The electricity price increase announced by Minister of Electricity and Renewable Energy Mohamed Shaker in early August has been met with varied responses from investors and businessmen.
Some have accepted it, some have refused it, but all have acknowledged that this increase will raise production costs for every product manufactured in Egypt.
“It’s a bitter pill to swallow,” says Moharram Helal, vice president of the Egyptian Federation of Investor Associations. He added, however, that this is the only way for the government to bridge the budget deficit, and that this price rise will improve the country’s economic conditions in the coming years.
He believes that the country and its people must bear these difficult situations for a year or two at maximum, saying that the International Monetary Fund (IMF) loan would help to improve the country.
The increase in electricity prices will raise the cost of every single product manufactured locally, said Helal, and it is the final consumer that will bear the brunt of this increase.
He doubts that the increase in the price of electricity bills will be as unfavourable as the rapid increases of the prices of goods that followed the devaluation of the Egyptian pound in March.
“The announcement that electricity prices would rise shocked everyone,” said Abou Al-Ela Abou Al-Naga who is on the federation’s board of directors.
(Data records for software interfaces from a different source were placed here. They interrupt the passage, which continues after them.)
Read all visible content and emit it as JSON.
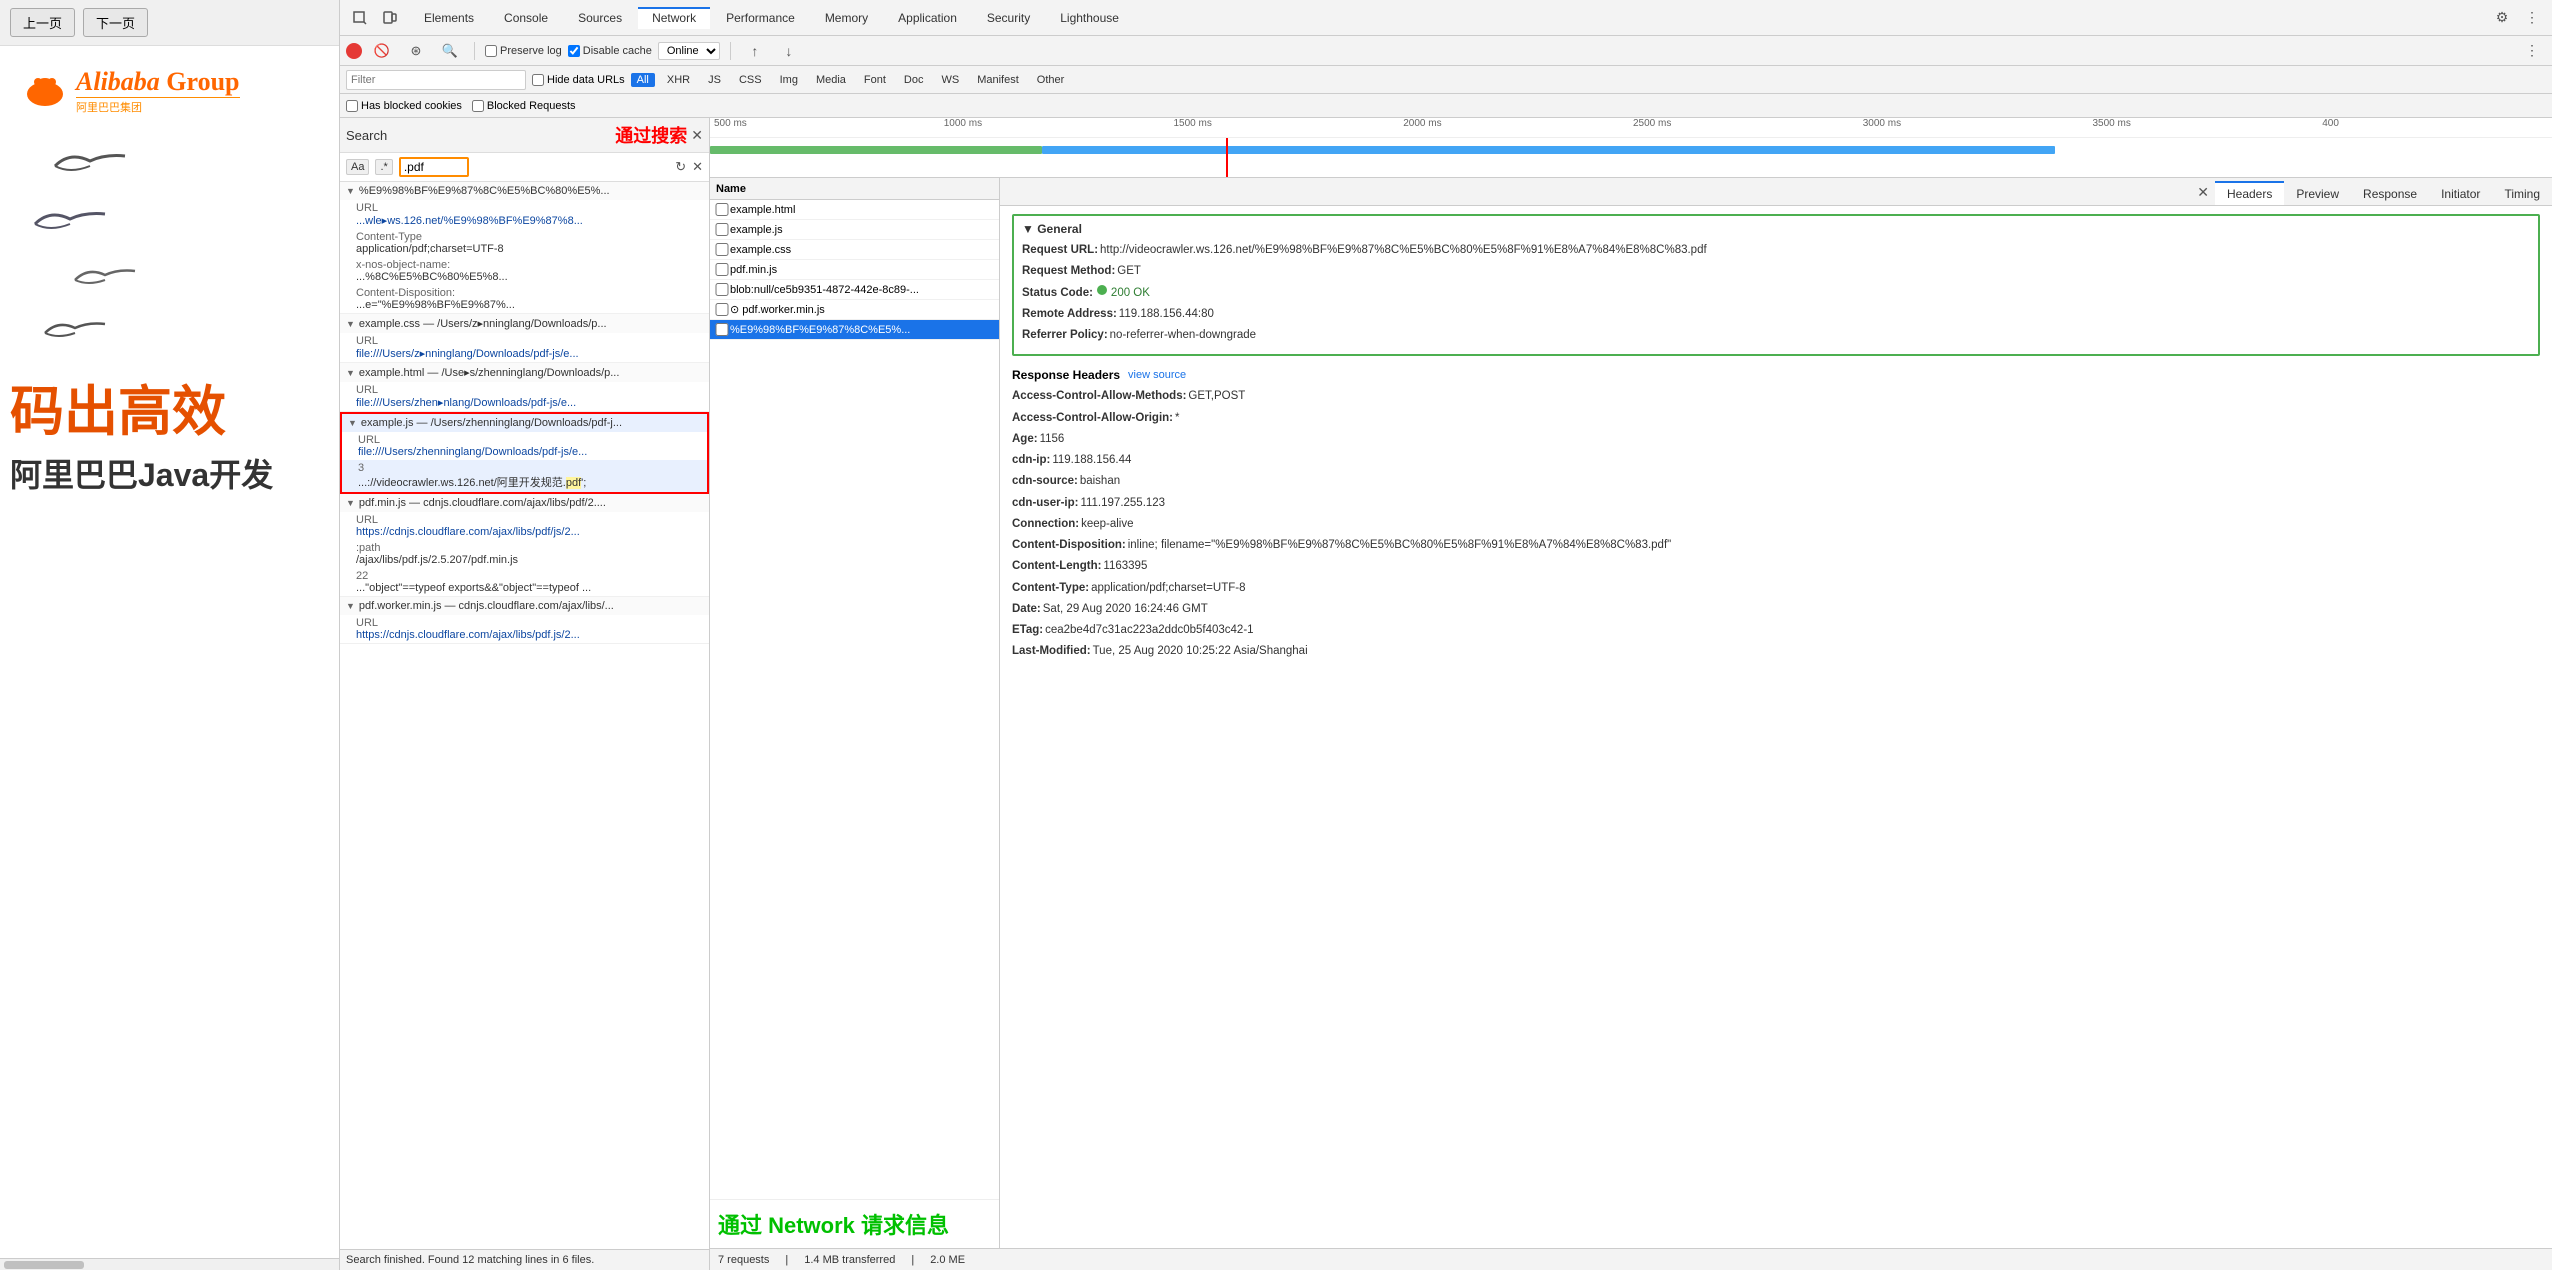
{
  "webpage": {
    "nav": {
      "prev_label": "上一页",
      "next_label": "下一页"
    },
    "logo": {
      "text": "Alibaba Group",
      "sub": "阿里巴巴集团"
    },
    "bottom_title": "码出高效",
    "bottom_subtitle": "阿里巴巴Java开发"
  },
  "devtools": {
    "tabs": [
      {
        "label": "Elements"
      },
      {
        "label": "Console"
      },
      {
        "label": "Sources"
      },
      {
        "label": "Network"
      },
      {
        "label": "Performance"
      },
      {
        "label": "Memory"
      },
      {
        "label": "Application"
      },
      {
        "label": "Security"
      },
      {
        "label": "Lighthouse"
      }
    ],
    "active_tab": "Network",
    "network": {
      "controls": {
        "preserve_log": "Preserve log",
        "disable_cache": "Disable cache",
        "online": "Online"
      },
      "filter": {
        "placeholder": "Filter",
        "hide_data_urls": "Hide data URLs",
        "types": [
          "All",
          "XHR",
          "JS",
          "CSS",
          "Img",
          "Media",
          "Font",
          "Doc",
          "WS",
          "Manifest",
          "Other"
        ],
        "active_type": "All",
        "has_blocked_cookies": "Has blocked cookies",
        "blocked_requests": "Blocked Requests"
      },
      "timeline": {
        "ticks": [
          "500 ms",
          "1000 ms",
          "1500 ms",
          "2000 ms",
          "2500 ms",
          "3000 ms",
          "3500 ms",
          "400"
        ]
      },
      "list": {
        "header": "Name",
        "items": [
          {
            "name": "example.html",
            "checked": false
          },
          {
            "name": "example.js",
            "checked": false
          },
          {
            "name": "example.css",
            "checked": false
          },
          {
            "name": "pdf.min.js",
            "checked": false
          },
          {
            "name": "blob:null/ce5b9351-4872-442e-8c89-...",
            "checked": false
          },
          {
            "name": "⊙ pdf.worker.min.js",
            "checked": false
          },
          {
            "name": "%E9%98%BF%E9%87%8C%E5%...",
            "checked": false,
            "selected": true
          }
        ]
      },
      "details": {
        "tabs": [
          "Headers",
          "Preview",
          "Response",
          "Initiator",
          "Timing"
        ],
        "active_tab": "Headers",
        "general": {
          "title": "▼ General",
          "request_url_key": "Request URL:",
          "request_url_val": "http://videocrawler.ws.126.net/%E9%98%BF%E9%87%8C%E5%BC%80%E5%8F%91%E8%A7%84%E8%8C%83.pdf",
          "request_method_key": "Request Method:",
          "request_method_val": "GET",
          "status_code_key": "Status Code:",
          "status_code_val": "200 OK",
          "remote_address_key": "Remote Address:",
          "remote_address_val": "119.188.156.44:80",
          "referrer_policy_key": "Referrer Policy:",
          "referrer_policy_val": "no-referrer-when-downgrade"
        },
        "response_headers": {
          "title": "Response Headers",
          "view_source": "view source",
          "items": [
            {
              "key": "Access-Control-Allow-Methods:",
              "val": "GET,POST"
            },
            {
              "key": "Access-Control-Allow-Origin:",
              "val": "*"
            },
            {
              "key": "Age:",
              "val": "1156"
            },
            {
              "key": "cdn-ip:",
              "val": "119.188.156.44"
            },
            {
              "key": "cdn-source:",
              "val": "baishan"
            },
            {
              "key": "cdn-user-ip:",
              "val": "111.197.255.123"
            },
            {
              "key": "Connection:",
              "val": "keep-alive"
            },
            {
              "key": "Content-Disposition:",
              "val": "inline; filename=\"%E9%98%BF%E9%87%8C%E5%BC%80%E5%8F%91%E8%A7%84%E8%8C%83.pdf\""
            },
            {
              "key": "Content-Length:",
              "val": "1163395"
            },
            {
              "key": "Content-Type:",
              "val": "application/pdf;charset=UTF-8"
            },
            {
              "key": "Date:",
              "val": "Sat, 29 Aug 2020 16:24:46 GMT"
            },
            {
              "key": "ETag:",
              "val": "cea2be4d7c31ac223a2ddc0b5f403c42-1"
            },
            {
              "key": "Last-Modified:",
              "val": "Tue, 25 Aug 2020 10:25:22 Asia/Shanghai"
            }
          ]
        }
      },
      "statusbar": {
        "requests": "7 requests",
        "transferred": "1.4 MB transferred",
        "size": "2.0 ME"
      }
    },
    "search": {
      "label": "Search",
      "annotation": "通过搜索",
      "options": {
        "aa": "Aa",
        "dot": ".*"
      },
      "input_value": ".pdf",
      "status": "Search finished. Found 12 matching lines in 6 files.",
      "results": [
        {
          "id": "group1",
          "title": "▼ %E9%98%BF%E9%87%8C%E5%BC%80%E5%...",
          "items": [
            {
              "key": "URL",
              "val": "...wle▸ws.126.net/%E9%98%BF%E9%87%8..."
            },
            {
              "key": "Content-Type",
              "val": "application/pdf;charset=UTF-8"
            },
            {
              "key": "x-nos-object-name:",
              "val": "...%8C%E5%BC%80%E5%8..."
            },
            {
              "key": "Content-Disposition:",
              "val": "...e=\"%E9%98%BF%E9%87%..."
            }
          ]
        },
        {
          "id": "group2",
          "title": "▼ example.css — /Users/z▸nninglang/Downloads/p...",
          "items": [
            {
              "key": "URL",
              "val": "file:///Users/z▸nninglang/Downloads/pdf-js/e..."
            }
          ]
        },
        {
          "id": "group3",
          "title": "▼ example.html — /Use▸s/zhenninglang/Downloads/p...",
          "items": [
            {
              "key": "URL",
              "val": "file:///Users/zhen▸nlang/Downloads/pdf-js/e..."
            }
          ]
        },
        {
          "id": "group4",
          "title": "▼ example.js — /Users/zhenninglang/Downloads/pdf-j...",
          "selected": true,
          "items": [
            {
              "key": "URL",
              "val": "file:///Users/zhenninglang/Downloads/pdf-js/e..."
            },
            {
              "key": "3",
              "val": "...://videocrawler.ws.126.net/阿里开发规范.pdf';",
              "highlight": true
            }
          ]
        },
        {
          "id": "group5",
          "title": "▼ pdf.min.js — cdnjs.cloudflare.com/ajax/libs/pdf/2....",
          "items": [
            {
              "key": "URL",
              "val": "https://cdnjs.cloudflare.com/ajax/libs/pdf/js/2..."
            },
            {
              "key": ":path",
              "val": "/ajax/libs/pdf.js/2.5.207/pdf.min.js"
            },
            {
              "key": "22",
              "val": "...\"object\"==typeof exports&&\"object\"==typeof ..."
            }
          ]
        },
        {
          "id": "group6",
          "title": "▼ pdf.worker.min.js — cdnjs.cloudflare.com/ajax/libs/...",
          "items": [
            {
              "key": "URL",
              "val": "https://cdnjs.cloudflare.com/ajax/libs/pdf.js/2..."
            }
          ]
        }
      ]
    }
  },
  "annotations": {
    "search_annotation": "通过搜索",
    "network_annotation": "通过 Network 请求信息"
  }
}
The price of most products will increase by 20-30%, he said. This will affect the general population of course, but lower-income citizens and investors will be badly affected in particular.
Abou Al-Naga believes that the price increase will make people reduce their electricity consumption in order to pay lower bills.
He wondered how the ministry could apply the increase before actually announcing it, as he found that his July bills were already subject to the increase.
Mohamed El-Monoufy, chairperson of the company Electrostar, agrees with the price increase. Contrary to what others have said, El-Monoufy said that the company will bear the higher production costs and will not push this increase on to the final consumer.
Ali Hamza, president of the Federation of Investors in Assiut, refused the rise in electricity prices, as it puts even more burdens on Egyptian investors, who are already suffering enough given the poor economic conditions.
The government should have waited a year before applying the increase, because the people can no longer bear the high cost of living, he said. Hamza believes the rise will worsen the situation for Egyptian investors, which conflicts with the government’s desire for development.
Fouad Amin, president of the Investors Association for 15 of May City, accepted the rise as he thinks it will not severely affect the industry.
He said that the government should help investors by providing US dollars via the banks at stable prices. In return, the investors will bear the high electricity prices and other services. He believes that the crisis of low US dollar reserves is the most critical problem destroying industry in Egypt.
Khaled Gasser, chairperson of SERA for solar energy development, sees that cutting electricity subsidies is a step that should have been taken earlier.
Subsidising electricity generated from oil and gas has made potential growth in the renewable energy sector falter, he noted.
He believes that if these subsidies ceased, renewable energy would finally have an advantage in Egypt. The rates would not be higher than non-supported regular electricity prices, he added.